◆ Task prompt
Could the records be returned exactly, with the pictures left out?

(Website and app data records)

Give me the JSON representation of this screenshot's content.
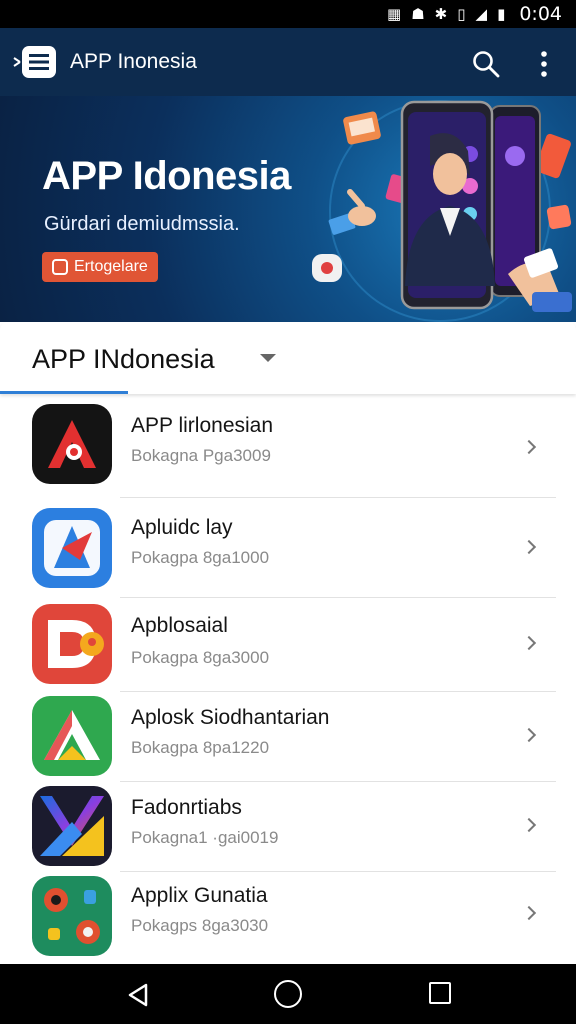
{
  "status_bar": {
    "time": "0:04",
    "icons": [
      "nfc-icon",
      "lock-badge-icon",
      "bluetooth-icon",
      "vibrate-icon",
      "signal-icon",
      "battery-icon"
    ]
  },
  "app_bar": {
    "title": "APP Inonesia",
    "icons": [
      "menu-logo-icon",
      "search-icon",
      "more-vert-icon"
    ]
  },
  "banner": {
    "title": "APP Idonesia",
    "subtitle": "Gürdari demiudmssia.",
    "button_label": "Ertogelare",
    "accent_color": "#e05535"
  },
  "category": {
    "label": "APP INdonesia",
    "accent_color": "#2f7fd6"
  },
  "apps": [
    {
      "name": "APP lirlonesian",
      "meta": "Bokagna Pga3009",
      "icon": "app-icon-red-a"
    },
    {
      "name": "Apluidc lay",
      "meta": "Pokagpa 8ga1000",
      "icon": "app-icon-blue-star"
    },
    {
      "name": "Apblosaial",
      "meta": "Pokagpa 8ga3000",
      "icon": "app-icon-red-d"
    },
    {
      "name": "Aplosk Siodhantarian",
      "meta": "Bokagpa 8pa1220",
      "icon": "app-icon-green-a"
    },
    {
      "name": "Fadonrtiabs",
      "meta": "Pokagna1 ·gai0019",
      "icon": "app-icon-gradient"
    },
    {
      "name": "Applix Gunatia",
      "meta": "Pokagps 8ga3030",
      "icon": "app-icon-teal-dots"
    }
  ],
  "nav_bar": {
    "icons": [
      "back-icon",
      "home-icon",
      "recents-icon"
    ]
  }
}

◆ Exercise solution
Give me the JSON representation of this screenshot's content.
{
  "status_bar": {
    "time": "0:04",
    "icons": [
      "nfc-icon",
      "lock-badge-icon",
      "bluetooth-icon",
      "vibrate-icon",
      "signal-icon",
      "battery-icon"
    ]
  },
  "app_bar": {
    "title": "APP Inonesia",
    "icons": [
      "menu-logo-icon",
      "search-icon",
      "more-vert-icon"
    ]
  },
  "banner": {
    "title": "APP Idonesia",
    "subtitle": "Gürdari demiudmssia.",
    "button_label": "Ertogelare",
    "accent_color": "#e05535"
  },
  "category": {
    "label": "APP INdonesia",
    "accent_color": "#2f7fd6"
  },
  "apps": [
    {
      "name": "APP lirlonesian",
      "meta": "Bokagna Pga3009",
      "icon": "app-icon-red-a"
    },
    {
      "name": "Apluidc lay",
      "meta": "Pokagpa 8ga1000",
      "icon": "app-icon-blue-star"
    },
    {
      "name": "Apblosaial",
      "meta": "Pokagpa 8ga3000",
      "icon": "app-icon-red-d"
    },
    {
      "name": "Aplosk Siodhantarian",
      "meta": "Bokagpa 8pa1220",
      "icon": "app-icon-green-a"
    },
    {
      "name": "Fadonrtiabs",
      "meta": "Pokagna1 ·gai0019",
      "icon": "app-icon-gradient"
    },
    {
      "name": "Applix Gunatia",
      "meta": "Pokagps 8ga3030",
      "icon": "app-icon-teal-dots"
    }
  ],
  "nav_bar": {
    "icons": [
      "back-icon",
      "home-icon",
      "recents-icon"
    ]
  }
}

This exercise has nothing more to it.